If you can't boot into your system: If your having problems booting into your system you may like to use a shell so you can boot into your system and attempt to fix things up again.
To do this you need to pass the “init=/bin/sh” to your system before you boot up.
If you don't know how to do this please see Chapter 14, the technique is the same except this time you pass "init=bin/sh" rather than "single".
Use the TAB key and bash will attempt to complete the command for you automatically. You can use it to complete command (tool) names. You can also use it when working with the file-system, when changing directories, copying files et cetera.
There are also other lesser known ways to use automatic command completion (for example completing user names):
testing autoindexing Will attempt to complete the command name for you. If it fails it will either list the possible completions (if they exist). If there are none it will simply beep (and/or) flash the screen.
! (exclamation mark) a magic character for completing a command name or a file name. The ! special character has the same function as the TAB key. It works in some other situations; for example when completing man page names.
An alias allows one command to be substituted for another. This is used to make a command do something else or to automatically add certain options. This can be either be done during one session using the alias command (see below) or the information can be added to the .bashrc file (found in the users home directory).
Below is an example of what an alias section (within your .bashrc file) might look like:
# my personal aliases alias cp='cp -vi' #to prompt when copying if you want to overwrite and will tell you where information is going alias rm='rm -i' #Prompts you if you really want to remove it. alias mv='mv -i' #Prompts you if you are going to overwrite something
On any Mandriva GNU/Linux system the global aliases (for all users) are all in /etc/profile.d/alias.sh. The above listed commands already have aliases, as well as several other commonly used commands.
This can be useful to find out what is happening with certain commands such as things being quoted that contain wildcards or special symbols that could cause problems, or complex aliases. Use set +x to turn this back off.
After using set -x you can run the command:
+ ls -F --color=auto
Please note that the alias for the remove command is there for a reason. Using it incorrectly could remove files which you don't want removed.

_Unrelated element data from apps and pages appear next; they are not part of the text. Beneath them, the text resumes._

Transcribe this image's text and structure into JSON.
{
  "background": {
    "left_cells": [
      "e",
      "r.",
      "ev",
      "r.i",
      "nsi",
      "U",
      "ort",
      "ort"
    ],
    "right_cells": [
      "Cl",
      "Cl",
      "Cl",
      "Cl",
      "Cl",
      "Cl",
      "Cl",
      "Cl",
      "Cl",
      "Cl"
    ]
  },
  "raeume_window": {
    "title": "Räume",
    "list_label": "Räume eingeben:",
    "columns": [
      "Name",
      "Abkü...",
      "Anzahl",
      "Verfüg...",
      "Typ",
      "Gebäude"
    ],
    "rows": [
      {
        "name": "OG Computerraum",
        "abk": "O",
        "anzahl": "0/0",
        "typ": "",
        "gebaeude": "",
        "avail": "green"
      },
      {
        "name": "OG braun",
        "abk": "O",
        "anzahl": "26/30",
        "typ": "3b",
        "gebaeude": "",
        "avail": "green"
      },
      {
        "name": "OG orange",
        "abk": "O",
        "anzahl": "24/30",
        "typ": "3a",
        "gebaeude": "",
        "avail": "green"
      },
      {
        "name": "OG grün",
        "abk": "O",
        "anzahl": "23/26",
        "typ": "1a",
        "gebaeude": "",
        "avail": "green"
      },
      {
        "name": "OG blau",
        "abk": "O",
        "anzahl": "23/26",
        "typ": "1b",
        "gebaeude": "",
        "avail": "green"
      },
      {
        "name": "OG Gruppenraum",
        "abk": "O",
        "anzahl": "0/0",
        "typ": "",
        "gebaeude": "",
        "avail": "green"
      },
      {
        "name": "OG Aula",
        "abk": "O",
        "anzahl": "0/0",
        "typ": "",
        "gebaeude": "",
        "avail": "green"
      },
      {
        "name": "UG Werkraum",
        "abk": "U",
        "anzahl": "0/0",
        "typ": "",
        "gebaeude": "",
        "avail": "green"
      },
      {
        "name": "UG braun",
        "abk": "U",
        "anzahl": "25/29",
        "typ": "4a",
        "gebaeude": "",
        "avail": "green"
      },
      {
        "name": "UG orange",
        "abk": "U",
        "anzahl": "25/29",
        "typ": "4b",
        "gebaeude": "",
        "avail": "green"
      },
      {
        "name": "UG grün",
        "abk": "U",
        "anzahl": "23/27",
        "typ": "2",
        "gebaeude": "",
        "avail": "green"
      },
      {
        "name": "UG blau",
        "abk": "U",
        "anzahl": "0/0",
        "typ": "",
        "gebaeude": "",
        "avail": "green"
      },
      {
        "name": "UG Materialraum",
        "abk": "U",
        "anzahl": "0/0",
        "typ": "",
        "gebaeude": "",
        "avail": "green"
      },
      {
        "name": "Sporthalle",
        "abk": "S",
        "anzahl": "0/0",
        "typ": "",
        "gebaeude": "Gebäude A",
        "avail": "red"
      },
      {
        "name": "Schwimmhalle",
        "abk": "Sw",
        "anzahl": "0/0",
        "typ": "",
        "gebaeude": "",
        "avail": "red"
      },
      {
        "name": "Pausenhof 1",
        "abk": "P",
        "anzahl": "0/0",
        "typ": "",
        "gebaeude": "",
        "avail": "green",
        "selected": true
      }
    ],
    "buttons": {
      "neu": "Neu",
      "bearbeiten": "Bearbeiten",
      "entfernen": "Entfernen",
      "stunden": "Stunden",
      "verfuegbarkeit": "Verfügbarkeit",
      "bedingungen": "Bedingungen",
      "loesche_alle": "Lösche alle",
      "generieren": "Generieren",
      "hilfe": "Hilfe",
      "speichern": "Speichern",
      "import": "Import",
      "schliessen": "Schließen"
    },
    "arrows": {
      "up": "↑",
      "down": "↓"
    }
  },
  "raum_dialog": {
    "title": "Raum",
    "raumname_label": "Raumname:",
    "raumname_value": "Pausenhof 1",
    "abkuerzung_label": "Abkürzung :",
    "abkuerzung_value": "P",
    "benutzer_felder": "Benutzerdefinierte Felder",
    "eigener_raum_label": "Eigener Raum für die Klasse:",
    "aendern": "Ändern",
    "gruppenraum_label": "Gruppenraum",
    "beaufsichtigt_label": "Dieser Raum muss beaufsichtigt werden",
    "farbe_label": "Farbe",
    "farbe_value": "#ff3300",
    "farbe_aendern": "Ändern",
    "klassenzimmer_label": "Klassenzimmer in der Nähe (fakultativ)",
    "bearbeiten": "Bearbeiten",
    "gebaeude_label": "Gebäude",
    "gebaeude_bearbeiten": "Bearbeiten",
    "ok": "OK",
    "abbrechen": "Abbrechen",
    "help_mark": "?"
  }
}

Only use \rm if you know exactly what you are doing (recovering files is not easy, rm does not send things to a recycle bin).
The “\” character can be used before special characters (such as a space or a wildcard), to stop bash from trying to expand them. You can make a directory name with a space in it using a backslash before the space. For example you could type cd My\ Directory\ With\ Spaces which normally wouldn't work.
Home directory shortcut: ~ (tilde) can also be used as a shortcut to other users home directories, simply type: ~user_name and it will take you to the users home directory. Note that you need to spell the username exactly correct, no wildcards.
This particular set command will turn off the system bell from the command-line (use xset -b for X windows). If you want the bell to stay off pernamently (no audible bell) then you can add this command to your “.bashrc” or “.bash_profile” (just add it to the same one you have your alises in...).
echo “hello world”
Simply displays “ hello world”.
echo rm -R *
This will output what will be passed to the rm command (and therefore what would be deleted), putting echo before a command renders it harmless (it just expands wildcards so you know what it will do).
Using echo to prevent accidents: Typing: echo command(s) could save you the trouble of accidentally doing something you didn't expect.
Using echo allows you to expand the wildcards to understand what will happen before you actually run the command.
This information was adopted (with editing) from Mandrakesoft's Command Line Manual, see  in the Bibliography for further information.